The shift from West to East: How Asia is influencing global brands

22 November, 2019 Share socially

The West has always seen itself as the cultural and commercial beacon for the entire world. For a long time Asia provided creative stimuli that the West adapted to suit its tastes. However, this is no longer the case. It may feel sudden to some as Asia has long been described as ‘on the rise’, but we can no longer be in any doubt that its time has arrived and it could be argued that it is now in the driving seat. Asian companies are leaders in many sectors and its influence can be felt everywhere.

In the 1970s Japan was the first Asian country to positively influence Western culture. We were introduced to its unique and distinctive animation style, Manga, and then later in the 1980s videogames and electronic devices from Japan dominated the market. Japan is synonymous with technology and quality; it was seen as fun and exciting, although still an exotic exception in a predominately western landscape.

Meanwhile, Korea and China have undergone a radical and relatively quick transformation from potential markets for our brands, to architects of new consumer habits, trends and ideas. Old stereotypes no longer fit and Asia is now recognised as a flourishing market that can create revolutionary stimuli. The change is especially apparent in the western entertainment industry; Asia’s role for a long time was straight-jacketed but today its music and films are breaking box office records. “Crazy Rich Asians”, the first western film with an entirely Asian cast in 25 years, became the most successful comedy of the decade in the US. Esports are a global phenomenon and Asia very much dominates it with Greater Southeast Asia forecast to become the next powerhouse alongside China, Japan, Korea and the US. An ever more inclusive and open cultural model is now emerging, thanks in no small part to the power of the internet.

In the 1990s, it was the Spice Girls and Backstreet Boys who could sell sweatshirts, backpacks and shoes with embarrassing soles. Now, it’s the “Hallyu” or Korean wave - the cultural movement inspired by Korean pop music, that’s changing the score. According to Bloomberg, K-pop is worth 4.7 billion dollars; it continues to grow year on year, resulting in a 76% increase in visitors to the country in five years (2011-2016).
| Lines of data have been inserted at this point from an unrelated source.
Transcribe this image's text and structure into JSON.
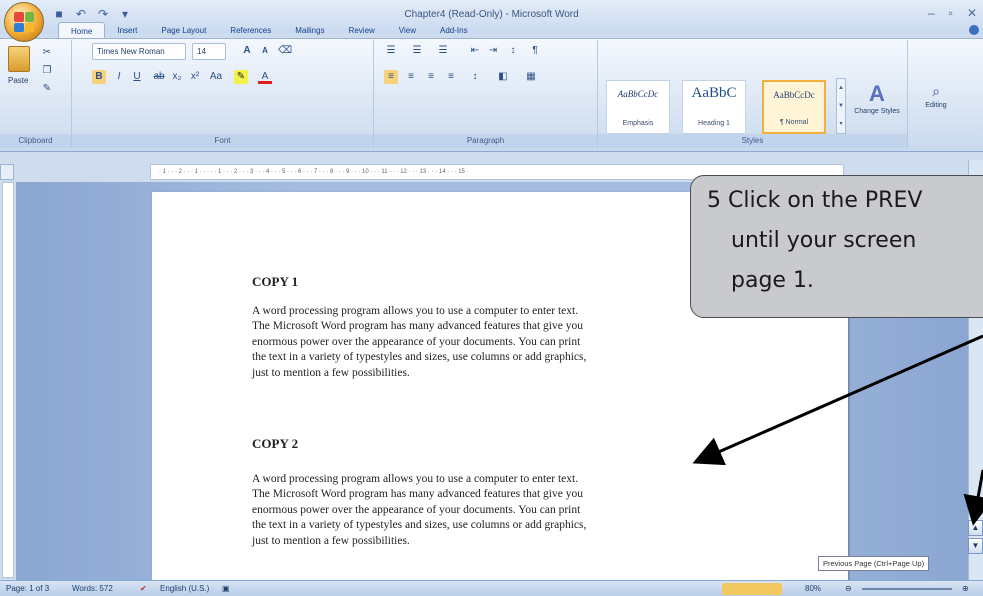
{
  "window": {
    "title": "Chapter4 (Read-Only) - Microsoft Word",
    "controls": [
      "–",
      "▫",
      "✕"
    ]
  },
  "ribbon": {
    "tabs": [
      {
        "label": "Home",
        "active": true
      },
      {
        "label": "Insert"
      },
      {
        "label": "Page Layout"
      },
      {
        "label": "References"
      },
      {
        "label": "Mailings"
      },
      {
        "label": "Review"
      },
      {
        "label": "View"
      },
      {
        "label": "Add-Ins"
      }
    ],
    "clipboard": {
      "paste_label": "Paste",
      "group_label": "Clipboard"
    },
    "font": {
      "font_name": "Times New Roman",
      "font_size": "14",
      "group_label": "Font",
      "case_label": "Aa"
    },
    "paragraph": {
      "group_label": "Paragraph"
    },
    "styles": {
      "group_label": "Styles",
      "items": [
        {
          "sample": "AaBbCcDc",
          "name": "Emphasis"
        },
        {
          "sample": "AaBbC",
          "name": "Heading 1"
        },
        {
          "sample": "AaBbCcDc",
          "name": "¶ Normal"
        }
      ],
      "change_styles_label": "Change Styles"
    },
    "editing": {
      "label": "Editing"
    }
  },
  "ruler": {
    "marks": "· 1 · · · 2 · · · 1 · · · · · 1 · · · 2 · · · 3 · · · 4 · · · 5 · · · 6 · · · 7 · · · 8 · · · 9 · · · 10 · · · 11 · · · 12 · · · 13 · · · 14 · · · 15 ·"
  },
  "document": {
    "sections": [
      {
        "heading": "COPY 1",
        "lines": [
          "A word processing program allows you to use a computer to enter text.",
          "The Microsoft Word program has many advanced features that give you",
          "enormous power over the appearance of your documents.  You can print",
          "the text in a variety of typestyles and sizes, use columns or add graphics,",
          "just to mention a few possibilities."
        ]
      },
      {
        "heading": "COPY 2",
        "lines": [
          "A word processing program allows you to use a computer to enter text.",
          "The Microsoft Word program has many advanced features that give you",
          "enormous power over the appearance of your documents.  You can print",
          "the text in a variety of typestyles and sizes, use columns or add graphics,",
          "just to mention a few possibilities."
        ]
      }
    ]
  },
  "scrollbar": {
    "prev_page_glyph": "▲",
    "next_page_glyph": "▼",
    "tooltip": "Previous Page (Ctrl+Page Up)"
  },
  "statusbar": {
    "page": "Page: 1 of 3",
    "words": "Words: 572",
    "language": "English (U.S.)",
    "zoom": "80%"
  },
  "callout": {
    "lines": [
      "5  Click on the PREV",
      "until your screen",
      "page 1."
    ]
  },
  "colors": {
    "ribbon_bg": "#dbe6f4",
    "doc_bg": "#a4bce0",
    "callout_bg": "#c9cacd"
  }
}
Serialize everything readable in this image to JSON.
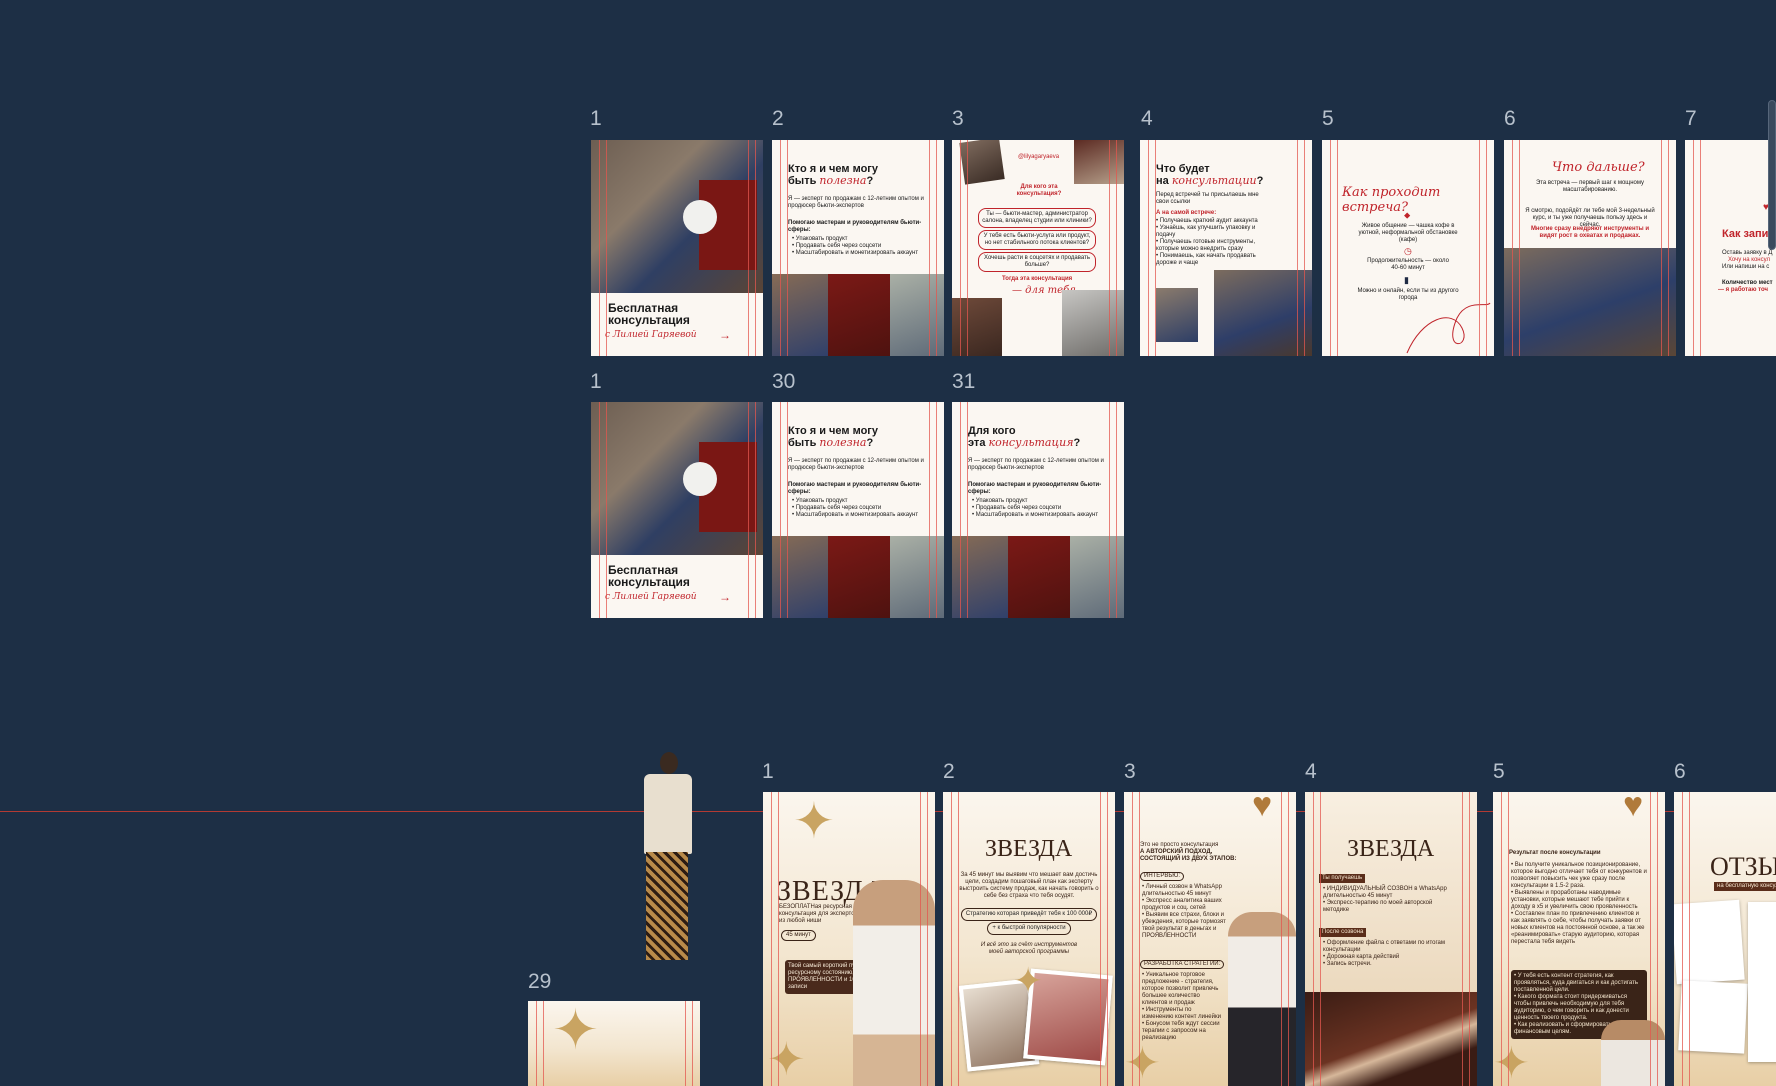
{
  "canvas": {
    "background": "#1d2f45",
    "guide_color": "#e3574f",
    "accent": "#c0242b",
    "gold": "#c9a462"
  },
  "row1": {
    "labels": [
      "1",
      "2",
      "3",
      "4",
      "5",
      "6",
      "7"
    ],
    "f1": {
      "title": "Бесплатная консультация",
      "author": "с Лилией Гаряевой"
    },
    "f2": {
      "title_a": "Кто я и чем могу",
      "title_b": "быть",
      "title_c": "полезна",
      "q": "?",
      "intro": "Я — эксперт по продажам с 12-летним опытом и продюсер бьюти-экспертов",
      "help": "Помогаю мастерам и руководителям бьюти-сферы:",
      "items": [
        "Упаковать продукт",
        "Продавать себя через соцсети",
        "Масштабировать и монетизировать аккаунт"
      ]
    },
    "f3": {
      "handle": "@lilyagaryaeva",
      "heading": "Для кого эта консультация?",
      "pills": [
        "Ты — бьюти-мастер, администратор салона, владелец студии или клиники?",
        "У тебя есть бьюти-услуга или продукт, но нет стабильного потока клиентов?",
        "Хочешь расти в соцсетях и продавать больше?"
      ],
      "then": "Тогда эта консультация",
      "for_you": "— для тебя"
    },
    "f4": {
      "title_a": "Что будет",
      "title_b": "на",
      "title_c": "консультации",
      "q": "?",
      "intro": "Перед встречей ты присылаешь мне свои ссылки",
      "sub": "А на самой встрече:",
      "items": [
        "Получаешь краткий аудит аккаунта",
        "Узнаёшь, как улучшить упаковку и подачу",
        "Получаешь готовые инструменты, которые можно внедрить сразу",
        "Понимаешь, как начать продавать дороже и чаще"
      ]
    },
    "f5": {
      "title": "Как проходит встреча?",
      "p1": "Живое общение — чашка кофе в уютной, неформальной обстановке (кафе)",
      "p2": "Продолжительность — около 40-60 минут",
      "p3": "Можно и онлайн, если ты из другого города"
    },
    "f6": {
      "title": "Что дальше?",
      "p1": "Эта встреча — первый шаг к мощному масштабированию.",
      "p2": "Я смотрю, подойдёт ли тебе мой 3-недельный курс, и ты уже получаешь пользу здесь и сейчас.",
      "p3": "Многие сразу внедряют инструменты и видят рост в охватах и продажах."
    },
    "f7": {
      "title": "Как запи",
      "p1": "Оставь заявку в Д",
      "p2": "Хочу на консул",
      "p3": "Или напиши на с",
      "p4": "Количество мест",
      "p5": "— я работаю точ"
    }
  },
  "row2": {
    "labels": [
      "1",
      "30",
      "31"
    ],
    "f1": {
      "title": "Бесплатная консультация",
      "author": "с Лилией Гаряевой"
    },
    "f30": {
      "title_a": "Кто я и чем могу",
      "title_b": "быть",
      "title_c": "полезна",
      "q": "?",
      "intro": "Я — эксперт по продажам с 12-летним опытом и продюсер бьюти-экспертов",
      "help": "Помогаю мастерам и руководителям бьюти-сферы:",
      "items": [
        "Упаковать продукт",
        "Продавать себя через соцсети",
        "Масштабировать и монетизировать аккаунт"
      ]
    },
    "f31": {
      "title_a": "Для кого",
      "title_b": "эта",
      "title_c": "консультация",
      "q": "?",
      "intro": "Я — эксперт по продажам с 12-летним опытом и продюсер бьюти-экспертов",
      "help": "Помогаю мастерам и руководителям бьюти-сферы:",
      "items": [
        "Упаковать продукт",
        "Продавать себя через соцсети",
        "Масштабировать и монетизировать аккаунт"
      ]
    }
  },
  "row3": {
    "labels": [
      "1",
      "2",
      "3",
      "4",
      "5",
      "6",
      "29"
    ],
    "f1": {
      "title": "ЗВЕЗДА",
      "sub": "БЕЗОПЛАТНая ресурсная консультация для экспертов из любой ниши",
      "badge": "45 минут",
      "note": "Твой самый короткий путь к ресурсному состоянию, ПРОЯВЛЕННОСТИ и 100% записи"
    },
    "f2": {
      "title": "ЗВЕЗДА",
      "p1": "За 45 минут мы выявим что мешает вам достичь цели, создадим пошаговый план как эксперту выстроить систему продаж, как начать говорить о себе без страха что тебя осудят.",
      "pill1": "Стратегию которая приведёт тебя к 100 000₽",
      "pill2": "+ к быстрой популярности",
      "p2": "И всё это за счёт инструментов моей авторской программы"
    },
    "f3": {
      "p0": "Это не просто консультация",
      "h": "А АВТОРСКИЙ ПОДХОД, СОСТОЯЩИЙ ИЗ ДВУХ ЭТАПОВ:",
      "tag1": "ИНТЕРВЬЮ:",
      "items1": [
        "Личный созвон в WhatsApp длительностью 45 минут",
        "Экспресс аналитика ваших продуктов и соц. сетей",
        "Выявим все страхи, блоки и убеждения, которые тормозят твой результат в деньгах и ПРОЯВЛЕННОСТИ"
      ],
      "tag2": "РАЗРАБОТКА СТРАТЕГИИ:",
      "items2": [
        "Уникальное торговое предложение - стратегия, которое позволит привлечь большее количество клиентов и продаж",
        "Инструменты по изменению контент линейки",
        "Бонусом тебя ждут сессии терапии с запросом на реализацию"
      ]
    },
    "f4": {
      "title": "ЗВЕЗДА",
      "tag1": "Ты получаешь",
      "items1": [
        "ИНДИВИДУАЛЬНЫЙ СОЗВОН в WhatsApp длительностью 45 минут",
        "Экспресс-терапию по моей авторской методике"
      ],
      "tag2": "После созвона",
      "items2": [
        "Оформление файла с ответами по итогам консультации",
        "Дорожная карта действий",
        "Запись встречи."
      ]
    },
    "f5": {
      "h": "Результат после консультации",
      "items": [
        "Вы получите уникальное позиционирование, которое выгодно отличает тебя от конкурентов и позволяет повысить чек уже сразу после консультации в 1.5-2 раза.",
        "Выявлены и проработаны наводимые установки, которые мешают тебе прийти к доходу в х5 и увеличить свою проявленность",
        "Составлен план по привлечению клиентов и как заявлять о себе, чтобы получать заявки от новых клиентов на постоянной основе, а так же «реанимировать» старую аудиторию, которая перестала тебя видеть"
      ],
      "box": [
        "У тебя есть контент стратегия, как проявляться, куда двигаться и как достигать поставленной цели.",
        "Какого формата стоит придерживаться чтобы привлечь необходимую для тебя аудиторию, о чем говорить и как донести ценность твоего продукта.",
        "Как реализовать и сформировать план по финансовым целям."
      ]
    },
    "f6": {
      "title": "ОТЗЫ",
      "sub": "на бесплатную консульт"
    }
  }
}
Brands have taken note of this: Gucci has appointed the singer Kai as its first Korean Global Ambassador, whilst Céline has chosen Lisa, the Thai singer and dancer from the group Blackpink. Sephora has opened a K-Beauty section in its stores, featuring products from South Korea. LG has brought in BTS, perhaps the world’s most popular boyband right now, to globally promote its top-of-the-range smartphone, the LG ThinQ, while Mattel has created BTS dolls, a range which has repeatedly sold out.

Asian food has also become the go to cuisine in the West – spring rolls and sashimi were once considered unusual but now lesser known delicacies and regional Asian food like okonomiyaki and bao are common place. Sushi and ramen have become the classic alternatives to a pizza or a sandwich, perfect for lunch or dinner. Larger, established Asian restaurant chains like Wagamama have been joined by more contemporary ones offering richer, more authentic specialities.

The retail sector is not far behind. Muji is the go-to store for elegant, simple stationery, clothing and furnishings from the land of the Rising Sun. Its stores are the shop of choice for anyone looking for details that make all the difference. Uniqlo has been expanding rapidly and even Mari Kondo has launched her own homeware line to mixed reviews. Meanwhile across the Atlantic, Target has designed a range of children’s clothes in collaboration with Gwen Stefani called Harajuku Mini inspired by the iconic Tokyo district.

Each Asian country has its own distinct brands and styles so it is difficult to describe the blanket influence of Asian visual imaginary on the West. But what does this mean for Western brands?

Stiff competition from established Asian markets and emerging regions should force Western brands to look more closely at themselves and harness the potential of their own cultural origins. Globalisation requires open-mindedness and flexibility but authenticity should be front of mind and, when used correctly, it is still a differentiator. Brands such as Burberry do this well.

Faced with a store shelf, a smartphone or a laptop, today’s consumers are increasingly drawn to products that reflect an acceptance of diversity and different cultures. There's room for a multitude of cultural influences in our lives and these new codes will not replace our own; they will, as is always the case, add to them, enriching our visual and personal culture.